Draw / Photoshop your own, mail it to coloring_contest@stexe.net, and if your makeover is chosen, you just might win a prize!

(Disclaimer: there will be no prizes.)


Punk Rock Week: Fear

From Wikipedia:

Fear reached national notoriety after the Halloween, 1981 episode of Saturday Night Live, in which they were introduced by guest host Donald Pleasence. Fear was booked only because former cast member John Belushi had insisted upon their booking as a condition of his return to appear in two skits in cameo parts. The band played two songs, during which hardcore members of the audience, many of whom traveled to NYC from Washington, DC, slam danced and stage dived damaging the set. As the band began a third song, SNL producer Dick Ebersol ordered the live feed stopped, and a taped rehearsal performance played after a brief black-out delay.


Punk Rock Week: Quincy

I picked up Destroy All Movies a couple months ago based on strong online reviews, and have been flipping through it nearly every day since. It's a true labor of love, exhaustive and well-written.

A term that keeps coming up is "Quincy Punks", originally coined to describe the outrageous characters that didn't exist outside of Hollywood film and television studios. Not, at least, until impressionable children (like myself) saw these TV shows and started imitating them. Now "Quincy Punks" is synonymous with "poseurs", thrown around to describe naive suburban kids who dress up and go to all-ages venues in the city to act tough.

My favorite is the dude with Little Orphan Annie hair and King Diamond facepaint. Haw!


Movie of the Week: Hawk the Slayer

80's British Sword and Sorcery with The Great Jack Palance, Patricia Quinn (of the Rocky Horror Picture Show) and a really good original score. A favorite of mine since I first saw it on cable in 1981, after school in the sixth grade, when I was still a Dungeons & Dragons Dweeb.


Trailer Trash: Mob Boss

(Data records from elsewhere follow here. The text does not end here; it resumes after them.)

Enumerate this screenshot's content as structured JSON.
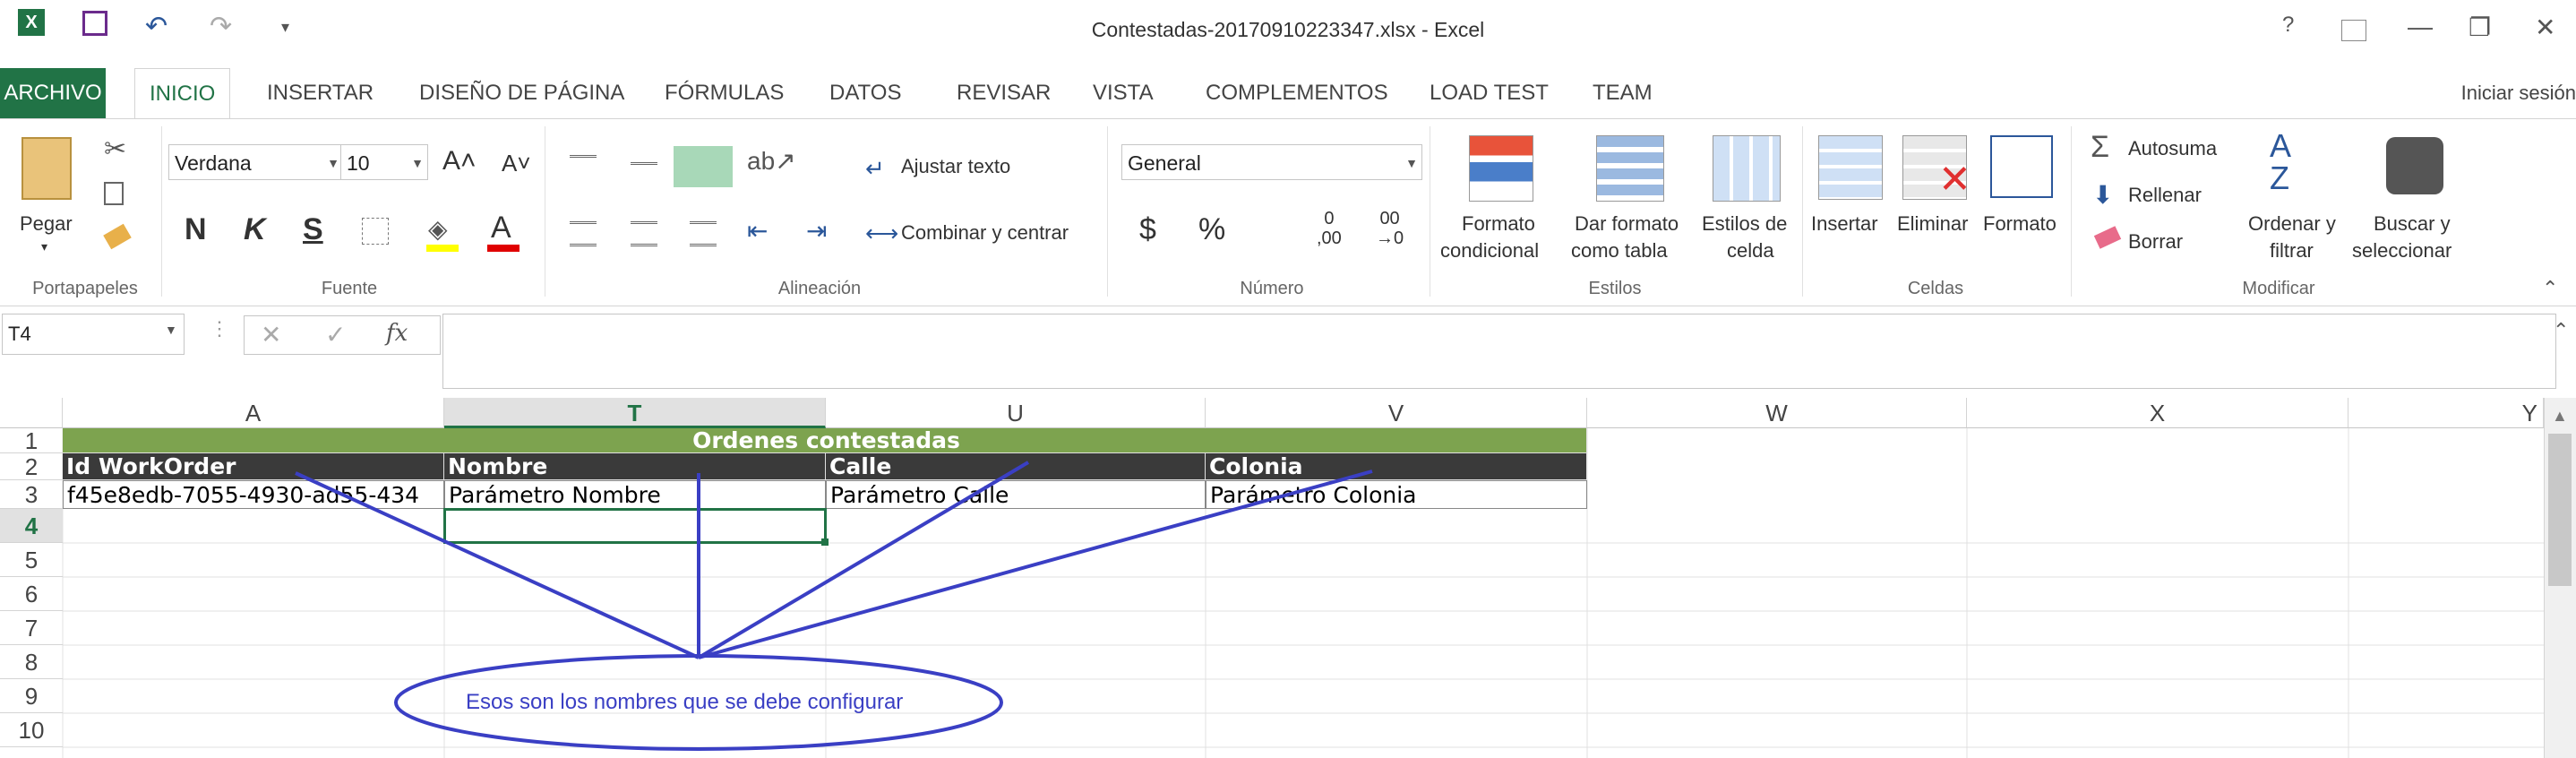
{
  "window": {
    "title": "Contestadas-20170910223347.xlsx - Excel",
    "sign_in": "Iniciar sesión",
    "buttons": {
      "help": "?",
      "minimize": "—",
      "restore": "❐",
      "close": "✕"
    }
  },
  "tabs": [
    {
      "label": "ARCHIVO"
    },
    {
      "label": "INICIO"
    },
    {
      "label": "INSERTAR"
    },
    {
      "label": "DISEÑO DE PÁGINA"
    },
    {
      "label": "FÓRMULAS"
    },
    {
      "label": "DATOS"
    },
    {
      "label": "REVISAR"
    },
    {
      "label": "VISTA"
    },
    {
      "label": "COMPLEMENTOS"
    },
    {
      "label": "LOAD TEST"
    },
    {
      "label": "TEAM"
    }
  ],
  "ribbon": {
    "clipboard": {
      "paste": "Pegar",
      "group": "Portapapeles"
    },
    "font": {
      "family": "Verdana",
      "size": "10",
      "bold": "N",
      "italic": "K",
      "underline": "S",
      "group": "Fuente"
    },
    "alignment": {
      "wrap": "Ajustar texto",
      "merge": "Combinar y centrar",
      "group": "Alineación"
    },
    "number": {
      "format": "General",
      "currency": "$",
      "percent": "%",
      "inc_dec_a": "0",
      "inc_dec_b": ",00",
      "dec_dec_a": "00",
      "dec_dec_b": "→0",
      "group": "Número"
    },
    "styles": {
      "cond1": "Formato",
      "cond2": "condicional",
      "table1": "Dar formato",
      "table2": "como tabla",
      "cell1": "Estilos de",
      "cell2": "celda",
      "group": "Estilos"
    },
    "cells": {
      "insert": "Insertar",
      "delete": "Eliminar",
      "format": "Formato",
      "group": "Celdas"
    },
    "editing": {
      "autosum": "Autosuma",
      "fill": "Rellenar",
      "clear": "Borrar",
      "sort1": "Ordenar y",
      "sort2": "filtrar",
      "find1": "Buscar y",
      "find2": "seleccionar",
      "group": "Modificar"
    }
  },
  "formula_bar": {
    "name_box": "T4",
    "fx": "fx",
    "content": ""
  },
  "columns": [
    "A",
    "T",
    "U",
    "V",
    "W",
    "X",
    "Y"
  ],
  "rows": [
    "1",
    "2",
    "3",
    "4",
    "5",
    "6",
    "7",
    "8",
    "9",
    "10"
  ],
  "sheet": {
    "banner": "Ordenes contestadas",
    "headers": [
      "Id WorkOrder",
      "Nombre",
      "Calle",
      "Colonia"
    ],
    "row3": [
      "f45e8edb-7055-4930-ad55-434",
      "Parámetro Nombre",
      "Parámetro Calle",
      "Parámetro Colonia"
    ]
  },
  "annotation": {
    "text": "Esos son los nombres que se debe configurar",
    "color": "#3a3fc4"
  }
}
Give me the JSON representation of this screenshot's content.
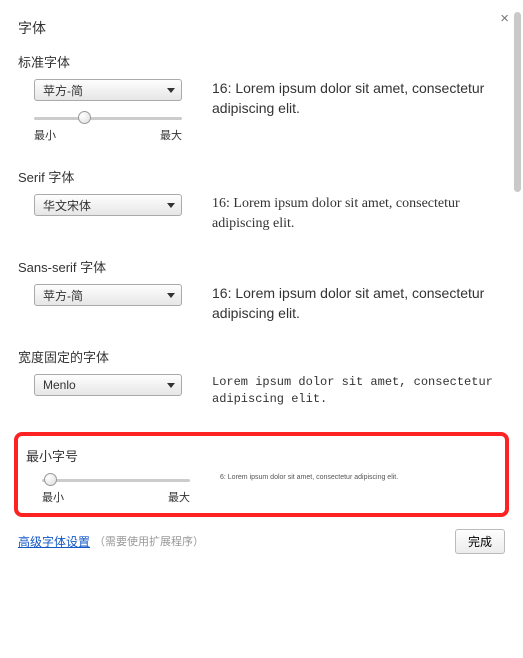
{
  "dialog": {
    "title": "字体",
    "close_glyph": "×"
  },
  "sections": {
    "standard": {
      "label": "标准字体",
      "selected": "苹方-简",
      "slider_min": "最小",
      "slider_max": "最大",
      "preview": "16: Lorem ipsum dolor sit amet, consectetur adipiscing elit."
    },
    "serif": {
      "label": "Serif 字体",
      "selected": "华文宋体",
      "preview": "16: Lorem ipsum dolor sit amet, consectetur adipiscing elit."
    },
    "sans": {
      "label": "Sans-serif 字体",
      "selected": "苹方-简",
      "preview": "16: Lorem ipsum dolor sit amet, consectetur adipiscing elit."
    },
    "fixed": {
      "label": "宽度固定的字体",
      "selected": "Menlo",
      "preview": "Lorem ipsum dolor sit amet, consectetur adipiscing elit."
    },
    "min_size": {
      "label": "最小字号",
      "slider_min": "最小",
      "slider_max": "最大",
      "preview": "6: Lorem ipsum dolor sit amet, consectetur adipiscing elit."
    }
  },
  "footer": {
    "link": "高级字体设置",
    "note": "（需要使用扩展程序）",
    "done": "完成"
  }
}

The beginning and ending are missing, and the VHS transfer is awful, and it's broken up into eight chapters of a few minutes each, but this 1980 afterschool special starring Scott Baio is rare enough, and funny enough, to be included here in the esteemed halls of Futurechimp. And for you youngsters out there who are just starting out, the first few minutes give some helpful tips.

Bonus Baio! He's so dreamy! A reinterpretation of my favorite movie, Zapped. Starring Eddie Deezen, Heather Thomas (and her body double), Scatman Crothers and LaWanda Page. Filmed at John Marshall High School in Silverlake, which was around the corner from my old house. Also served as the location for Grease, starring Eddie Deezen.


Movie of the Week: Horrors of Spider Island

This amusingly-dubbed 1960 German Horror-Nudie was released in American adults-only theaters in '62, then had its nude scenes removed for re-release on the monster matinee circuit a few years later. It also was on Mystery Science Theater 3000, but don't let that dumb show keep you from seeing this. It's a highly surreal and unique experience.

Do you know how many video rental stores I scoured in the 80's and 90's searching for this brain-scrambler? But now that we have the internet, this public domain film can be streamed anywhere, and you can even download the whole thing at archive.org.


It's Vibrant. It's Urban. It's You.

Aw look, my alma mater sent me a letter of appreciation for taking so much of my money all of those years ago and giving back nothing in return. They want to say they're sorry.

Wait a minute....

And there you go... a better work of art than anything I did as a Columbia undergraduate, and it didn't cost me $6,000 a year. I just needed a little inspiration.

(click to enlarge)